■ REQUIRED WORK
Reproduce exactly the line containing "Give me the" and each line after it until the listing ends, leaving pictures out.

**** RECORDS

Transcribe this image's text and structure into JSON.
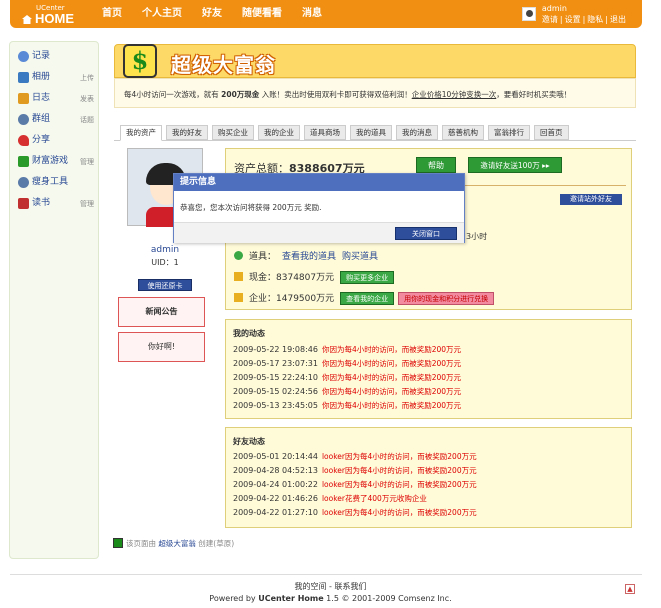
{
  "header": {
    "logo_small": "UCenter",
    "logo_big": "HOME",
    "nav": [
      "首页",
      "个人主页",
      "好友",
      "随便看看",
      "消息"
    ],
    "username": "admin",
    "user_links": [
      "邀请",
      "|",
      "设置",
      "|",
      "隐私",
      "|",
      "退出"
    ]
  },
  "sidebar": {
    "items": [
      {
        "label": "记录",
        "action": "",
        "icon": "record-icon",
        "color": "#5a8ad6"
      },
      {
        "label": "相册",
        "action": "上传",
        "icon": "album-icon",
        "color": "#3a7ac0"
      },
      {
        "label": "日志",
        "action": "发表",
        "icon": "blog-icon",
        "color": "#e09a20"
      },
      {
        "label": "群组",
        "action": "话题",
        "icon": "group-icon",
        "color": "#5a7aa8"
      },
      {
        "label": "分享",
        "action": "",
        "icon": "share-icon",
        "color": "#d63030"
      },
      {
        "label": "财富游戏",
        "action": "管理",
        "icon": "money-game-icon",
        "color": "#2a9a2a"
      },
      {
        "label": "瘦身工具",
        "action": "",
        "icon": "slim-tool-icon",
        "color": "#5a7aa8"
      },
      {
        "label": "读书",
        "action": "管理",
        "icon": "book-icon",
        "color": "#c03030"
      }
    ]
  },
  "banner": {
    "title": "超级大富翁",
    "desc_part1": "每4小时访问一次游戏，就有 ",
    "desc_bold": "200万现金",
    "desc_part2": " 入账！卖出时使用双利卡即可获得双倍利润！",
    "desc_link": "企业价格10分钟变换一次",
    "desc_part3": "，要看好时机买卖哦！"
  },
  "tabs": [
    "我的资产",
    "我的好友",
    "购买企业",
    "我的企业",
    "道具商场",
    "我的道具",
    "我的消息",
    "慈善机构",
    "富翁排行",
    "回首页"
  ],
  "profile": {
    "name": "admin",
    "uid": "UID：1",
    "use_card": "使用还原卡",
    "notice_title": "新闻公告",
    "notice_text": "你好啊!"
  },
  "assets": {
    "total_label": "资产总额：",
    "total_value": "8388607万元",
    "help": "帮助",
    "invite": "邀请好友送100万 ▸▸",
    "invite_abroad": "邀请站外好友",
    "hours_tail": "3小时",
    "props_label": "道具：",
    "props_link1": "查看我的道具",
    "props_link2": "购买道具",
    "cash_label": "现金：",
    "cash_value": "8374807万元",
    "cash_btn": "购买更多企业",
    "corp_label": "企业：",
    "corp_value": "1479500万元",
    "corp_btn": "查看我的企业",
    "corp_btn2": "用你的现金和积分进行兑换"
  },
  "my_activity": {
    "title": "我的动态",
    "rows": [
      {
        "time": "2009-05-22 19:08:46",
        "msg": "你因为每4小时的访问，而被奖励200万元"
      },
      {
        "time": "2009-05-17 23:07:31",
        "msg": "你因为每4小时的访问，而被奖励200万元"
      },
      {
        "time": "2009-05-15 22:24:10",
        "msg": "你因为每4小时的访问，而被奖励200万元"
      },
      {
        "time": "2009-05-15 02:24:56",
        "msg": "你因为每4小时的访问，而被奖励200万元"
      },
      {
        "time": "2009-05-13 23:45:05",
        "msg": "你因为每4小时的访问，而被奖励200万元"
      }
    ]
  },
  "friend_activity": {
    "title": "好友动态",
    "rows": [
      {
        "time": "2009-05-01 20:14:44",
        "msg": "looker因为每4小时的访问，而被奖励200万元"
      },
      {
        "time": "2009-04-28 04:52:13",
        "msg": "looker因为每4小时的访问，而被奖励200万元"
      },
      {
        "time": "2009-04-24 01:00:22",
        "msg": "looker因为每4小时的访问，而被奖励200万元"
      },
      {
        "time": "2009-04-22 01:46:26",
        "msg": "looker花费了400万元收购企业"
      },
      {
        "time": "2009-04-22 01:27:10",
        "msg": "looker因为每4小时的访问，而被奖励200万元"
      }
    ]
  },
  "source": {
    "prefix": "该页面由 ",
    "link": "超级大富翁",
    "suffix": " 创建(草原)"
  },
  "footer": {
    "line1": "我的空间 - 联系我们",
    "line2_prefix": "Powered by ",
    "line2_brand": "UCenter Home",
    "line2_suffix": " 1.5 © 2001-2009 Comsenz Inc."
  },
  "popup": {
    "title": "提示信息",
    "message": "恭喜您，您本次访问将获得  200万元  奖励.",
    "button": "关闭窗口"
  },
  "colors": {
    "header": "#f18f12",
    "accent_blue": "#2e4d9a",
    "green": "#2e9a36",
    "panel_yellow": "#fffbd9"
  }
}
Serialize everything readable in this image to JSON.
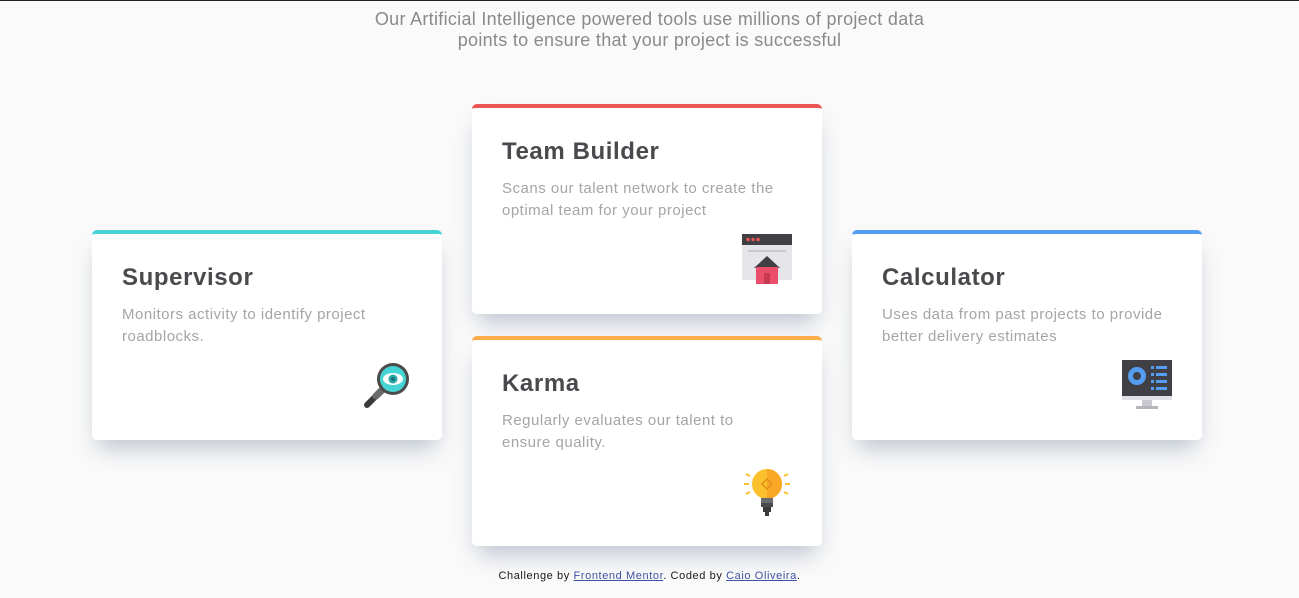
{
  "intro": {
    "line1": "Our Artificial Intelligence powered tools use millions of project data",
    "line2": "points to ensure that your project is successful"
  },
  "cards": [
    {
      "title": "Supervisor",
      "description": "Monitors activity to identify project roadblocks.",
      "accent": "#45d3d3",
      "icon": "magnifier-eye-icon"
    },
    {
      "title": "Team Builder",
      "description": "Scans our talent network to create the optimal team for your project",
      "accent": "#ea5454",
      "icon": "browser-house-icon"
    },
    {
      "title": "Karma",
      "description": "Regularly evaluates our talent to ensure quality.",
      "accent": "#fcae4a",
      "icon": "lightbulb-icon"
    },
    {
      "title": "Calculator",
      "description": "Uses data from past projects to provide better delivery estimates",
      "accent": "#549ef2",
      "icon": "monitor-dashboard-icon"
    }
  ],
  "footer": {
    "prefix": "Challenge by ",
    "challenge_link": "Frontend Mentor",
    "middle": ". Coded by ",
    "author_link": "Caio Oliveira",
    "suffix": "."
  }
}
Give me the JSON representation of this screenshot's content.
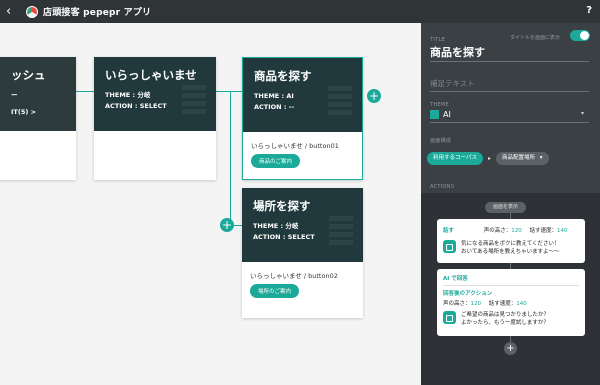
{
  "topbar": {
    "back_icon": "‹",
    "title": "店頭接客 pepepr アプリ",
    "help": "?"
  },
  "canvas": {
    "cards": [
      {
        "title": "ッシュ",
        "line1": "ー",
        "line2": "IT(5) >"
      },
      {
        "title": "いらっしゃいませ",
        "theme": "THEME : 分岐",
        "action": "ACTION : SELECT"
      },
      {
        "title": "商品を探す",
        "theme": "THEME : AI",
        "action": "ACTION : --",
        "button_label": "いらっしゃいませ / button01",
        "button": "商品のご案内"
      },
      {
        "title": "場所を探す",
        "theme": "THEME : 分岐",
        "action": "ACTION : SELECT",
        "button_label": "いらっしゃいませ / button02",
        "button": "場所のご案内"
      }
    ],
    "plus": "+"
  },
  "panel": {
    "title_label": "TITLE",
    "title_display_label": "タイトルを画面に表示",
    "title_value": "商品を探す",
    "subtext_placeholder": "補足テキスト",
    "theme_label": "THEME",
    "theme_value": "AI",
    "theme_caret": "▾",
    "screen_label": "画面構成",
    "chip_course": "利用するコーパス",
    "chip_arrow": "▸",
    "chip_location": "商品配置場所",
    "chip_location_caret": "▾",
    "actions_label": "ACTIONS",
    "display_chip": "画面を表示",
    "action1": {
      "header": "話す",
      "voice_label": "声の高さ：",
      "voice_value": "120",
      "speed_label": "話す速度：",
      "speed_value": "140",
      "text1": "気になる商品をボクに教えてください！",
      "text2": "おいてある場所を教えちゃいますよ〜〜"
    },
    "action2": {
      "header": "AI で回答",
      "sub_header": "回答後のアクション",
      "voice_label": "声の高さ：",
      "voice_value": "120",
      "speed_label": "話す速度：",
      "speed_value": "140",
      "text1": "ご希望の商品は見つかりましたか？",
      "text2": "よかったら、もう一度試しますか？"
    },
    "add": "+"
  },
  "colors": {
    "accent": "#1ba99a",
    "card_head": "#21393c",
    "panel_bg": "#3b4044",
    "topbar_bg": "#2f3437"
  }
}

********

■ WRITTEN RESPONSE
Give me the JSON representation of this screenshot's content.
{
  "topbar": {
    "back_icon": "‹",
    "title": "店頭接客 pepepr アプリ",
    "help": "?"
  },
  "canvas": {
    "cards": [
      {
        "title": "ッシュ",
        "line1": "ー",
        "line2": "IT(5) >"
      },
      {
        "title": "いらっしゃいませ",
        "theme": "THEME : 分岐",
        "action": "ACTION : SELECT"
      },
      {
        "title": "商品を探す",
        "theme": "THEME : AI",
        "action": "ACTION : --",
        "button_label": "いらっしゃいませ / button01",
        "button": "商品のご案内"
      },
      {
        "title": "場所を探す",
        "theme": "THEME : 分岐",
        "action": "ACTION : SELECT",
        "button_label": "いらっしゃいませ / button02",
        "button": "場所のご案内"
      }
    ],
    "plus": "+"
  },
  "panel": {
    "title_label": "TITLE",
    "title_display_label": "タイトルを画面に表示",
    "title_value": "商品を探す",
    "subtext_placeholder": "補足テキスト",
    "theme_label": "THEME",
    "theme_value": "AI",
    "theme_caret": "▾",
    "screen_label": "画面構成",
    "chip_course": "利用するコーパス",
    "chip_arrow": "▸",
    "chip_location": "商品配置場所",
    "chip_location_caret": "▾",
    "actions_label": "ACTIONS",
    "display_chip": "画面を表示",
    "action1": {
      "header": "話す",
      "voice_label": "声の高さ：",
      "voice_value": "120",
      "speed_label": "話す速度：",
      "speed_value": "140",
      "text1": "気になる商品をボクに教えてください！",
      "text2": "おいてある場所を教えちゃいますよ〜〜"
    },
    "action2": {
      "header": "AI で回答",
      "sub_header": "回答後のアクション",
      "voice_label": "声の高さ：",
      "voice_value": "120",
      "speed_label": "話す速度：",
      "speed_value": "140",
      "text1": "ご希望の商品は見つかりましたか？",
      "text2": "よかったら、もう一度試しますか？"
    },
    "add": "+"
  },
  "colors": {
    "accent": "#1ba99a",
    "card_head": "#21393c",
    "panel_bg": "#3b4044",
    "topbar_bg": "#2f3437"
  }
}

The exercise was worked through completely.